» Dataset records
□ □ □ □ □

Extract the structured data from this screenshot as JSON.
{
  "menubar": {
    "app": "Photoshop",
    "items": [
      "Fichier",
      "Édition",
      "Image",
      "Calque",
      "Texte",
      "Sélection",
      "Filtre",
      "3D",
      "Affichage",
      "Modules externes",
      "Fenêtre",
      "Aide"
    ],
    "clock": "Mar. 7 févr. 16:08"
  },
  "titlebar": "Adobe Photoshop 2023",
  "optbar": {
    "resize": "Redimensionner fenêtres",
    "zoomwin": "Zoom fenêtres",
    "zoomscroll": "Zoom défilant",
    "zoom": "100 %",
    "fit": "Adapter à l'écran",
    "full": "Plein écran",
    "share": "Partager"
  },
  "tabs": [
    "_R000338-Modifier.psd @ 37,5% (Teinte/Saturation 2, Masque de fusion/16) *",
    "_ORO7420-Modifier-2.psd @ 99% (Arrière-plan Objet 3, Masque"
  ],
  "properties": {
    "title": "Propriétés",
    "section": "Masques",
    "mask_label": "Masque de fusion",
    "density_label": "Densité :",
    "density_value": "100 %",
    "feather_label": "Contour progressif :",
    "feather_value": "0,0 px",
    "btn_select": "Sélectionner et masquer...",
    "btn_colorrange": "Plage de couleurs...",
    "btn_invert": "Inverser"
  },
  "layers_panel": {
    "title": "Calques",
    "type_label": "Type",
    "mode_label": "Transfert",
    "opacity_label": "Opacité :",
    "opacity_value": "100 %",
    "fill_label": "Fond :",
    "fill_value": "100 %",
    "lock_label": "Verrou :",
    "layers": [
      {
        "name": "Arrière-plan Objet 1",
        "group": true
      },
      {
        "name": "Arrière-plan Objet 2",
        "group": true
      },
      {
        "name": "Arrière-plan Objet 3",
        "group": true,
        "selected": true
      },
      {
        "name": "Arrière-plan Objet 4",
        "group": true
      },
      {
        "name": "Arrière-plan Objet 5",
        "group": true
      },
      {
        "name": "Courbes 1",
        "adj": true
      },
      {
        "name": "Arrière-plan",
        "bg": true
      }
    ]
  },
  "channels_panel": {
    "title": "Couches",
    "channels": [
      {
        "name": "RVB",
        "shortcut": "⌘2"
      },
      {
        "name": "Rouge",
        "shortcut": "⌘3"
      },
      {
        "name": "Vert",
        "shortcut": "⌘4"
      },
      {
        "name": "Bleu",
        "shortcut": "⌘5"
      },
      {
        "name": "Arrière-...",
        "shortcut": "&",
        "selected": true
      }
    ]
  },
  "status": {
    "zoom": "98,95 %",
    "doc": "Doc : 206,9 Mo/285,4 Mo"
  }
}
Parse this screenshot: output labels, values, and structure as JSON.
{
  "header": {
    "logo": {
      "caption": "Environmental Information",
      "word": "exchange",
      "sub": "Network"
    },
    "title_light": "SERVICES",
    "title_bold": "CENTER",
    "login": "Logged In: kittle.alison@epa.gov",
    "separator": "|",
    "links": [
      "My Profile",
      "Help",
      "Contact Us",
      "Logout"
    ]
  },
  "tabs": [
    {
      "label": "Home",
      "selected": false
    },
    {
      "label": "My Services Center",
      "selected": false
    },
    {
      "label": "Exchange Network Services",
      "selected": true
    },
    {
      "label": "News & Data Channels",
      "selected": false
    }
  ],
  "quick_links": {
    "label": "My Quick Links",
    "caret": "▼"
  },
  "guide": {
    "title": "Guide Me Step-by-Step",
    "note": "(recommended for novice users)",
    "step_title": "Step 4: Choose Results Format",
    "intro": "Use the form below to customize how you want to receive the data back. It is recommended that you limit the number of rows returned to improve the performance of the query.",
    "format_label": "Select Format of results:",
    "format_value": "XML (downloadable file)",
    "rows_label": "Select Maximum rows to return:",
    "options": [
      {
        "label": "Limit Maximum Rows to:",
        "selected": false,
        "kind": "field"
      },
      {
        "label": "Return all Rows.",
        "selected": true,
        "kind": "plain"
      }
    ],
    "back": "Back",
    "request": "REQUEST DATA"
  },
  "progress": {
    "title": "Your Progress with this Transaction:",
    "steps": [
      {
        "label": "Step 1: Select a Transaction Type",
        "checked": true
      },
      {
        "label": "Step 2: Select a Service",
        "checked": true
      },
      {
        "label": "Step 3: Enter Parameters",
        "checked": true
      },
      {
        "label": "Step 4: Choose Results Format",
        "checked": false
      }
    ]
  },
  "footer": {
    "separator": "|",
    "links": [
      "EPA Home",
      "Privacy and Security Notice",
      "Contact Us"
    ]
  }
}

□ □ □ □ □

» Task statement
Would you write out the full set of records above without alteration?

» Your solution
Extract the structured data from this screenshot as JSON.
{
  "menubar": {
    "app": "Photoshop",
    "items": [
      "Fichier",
      "Édition",
      "Image",
      "Calque",
      "Texte",
      "Sélection",
      "Filtre",
      "3D",
      "Affichage",
      "Modules externes",
      "Fenêtre",
      "Aide"
    ],
    "clock": "Mar. 7 févr. 16:08"
  },
  "titlebar": "Adobe Photoshop 2023",
  "optbar": {
    "resize": "Redimensionner fenêtres",
    "zoomwin": "Zoom fenêtres",
    "zoomscroll": "Zoom défilant",
    "zoom": "100 %",
    "fit": "Adapter à l'écran",
    "full": "Plein écran",
    "share": "Partager"
  },
  "tabs": [
    "_R000338-Modifier.psd @ 37,5% (Teinte/Saturation 2, Masque de fusion/16) *",
    "_ORO7420-Modifier-2.psd @ 99% (Arrière-plan Objet 3, Masque"
  ],
  "properties": {
    "title": "Propriétés",
    "section": "Masques",
    "mask_label": "Masque de fusion",
    "density_label": "Densité :",
    "density_value": "100 %",
    "feather_label": "Contour progressif :",
    "feather_value": "0,0 px",
    "btn_select": "Sélectionner et masquer...",
    "btn_colorrange": "Plage de couleurs...",
    "btn_invert": "Inverser"
  },
  "layers_panel": {
    "title": "Calques",
    "type_label": "Type",
    "mode_label": "Transfert",
    "opacity_label": "Opacité :",
    "opacity_value": "100 %",
    "fill_label": "Fond :",
    "fill_value": "100 %",
    "lock_label": "Verrou :",
    "layers": [
      {
        "name": "Arrière-plan Objet 1",
        "group": true
      },
      {
        "name": "Arrière-plan Objet 2",
        "group": true
      },
      {
        "name": "Arrière-plan Objet 3",
        "group": true,
        "selected": true
      },
      {
        "name": "Arrière-plan Objet 4",
        "group": true
      },
      {
        "name": "Arrière-plan Objet 5",
        "group": true
      },
      {
        "name": "Courbes 1",
        "adj": true
      },
      {
        "name": "Arrière-plan",
        "bg": true
      }
    ]
  },
  "channels_panel": {
    "title": "Couches",
    "channels": [
      {
        "name": "RVB",
        "shortcut": "⌘2"
      },
      {
        "name": "Rouge",
        "shortcut": "⌘3"
      },
      {
        "name": "Vert",
        "shortcut": "⌘4"
      },
      {
        "name": "Bleu",
        "shortcut": "⌘5"
      },
      {
        "name": "Arrière-...",
        "shortcut": "&",
        "selected": true
      }
    ]
  },
  "status": {
    "zoom": "98,95 %",
    "doc": "Doc : 206,9 Mo/285,4 Mo"
  }
}
Parse this screenshot: output labels, values, and structure as JSON.
{
  "header": {
    "logo": {
      "caption": "Environmental Information",
      "word": "exchange",
      "sub": "Network"
    },
    "title_light": "SERVICES",
    "title_bold": "CENTER",
    "login": "Logged In: kittle.alison@epa.gov",
    "separator": "|",
    "links": [
      "My Profile",
      "Help",
      "Contact Us",
      "Logout"
    ]
  },
  "tabs": [
    {
      "label": "Home",
      "selected": false
    },
    {
      "label": "My Services Center",
      "selected": false
    },
    {
      "label": "Exchange Network Services",
      "selected": true
    },
    {
      "label": "News & Data Channels",
      "selected": false
    }
  ],
  "quick_links": {
    "label": "My Quick Links",
    "caret": "▼"
  },
  "guide": {
    "title": "Guide Me Step-by-Step",
    "note": "(recommended for novice users)",
    "step_title": "Step 4: Choose Results Format",
    "intro": "Use the form below to customize how you want to receive the data back. It is recommended that you limit the number of rows returned to improve the performance of the query.",
    "format_label": "Select Format of results:",
    "format_value": "XML (downloadable file)",
    "rows_label": "Select Maximum rows to return:",
    "options": [
      {
        "label": "Limit Maximum Rows to:",
        "selected": false,
        "kind": "field"
      },
      {
        "label": "Return all Rows.",
        "selected": true,
        "kind": "plain"
      }
    ],
    "back": "Back",
    "request": "REQUEST DATA"
  },
  "progress": {
    "title": "Your Progress with this Transaction:",
    "steps": [
      {
        "label": "Step 1: Select a Transaction Type",
        "checked": true
      },
      {
        "label": "Step 2: Select a Service",
        "checked": true
      },
      {
        "label": "Step 3: Enter Parameters",
        "checked": true
      },
      {
        "label": "Step 4: Choose Results Format",
        "checked": false
      }
    ]
  },
  "footer": {
    "separator": "|",
    "links": [
      "EPA Home",
      "Privacy and Security Notice",
      "Contact Us"
    ]
  }
}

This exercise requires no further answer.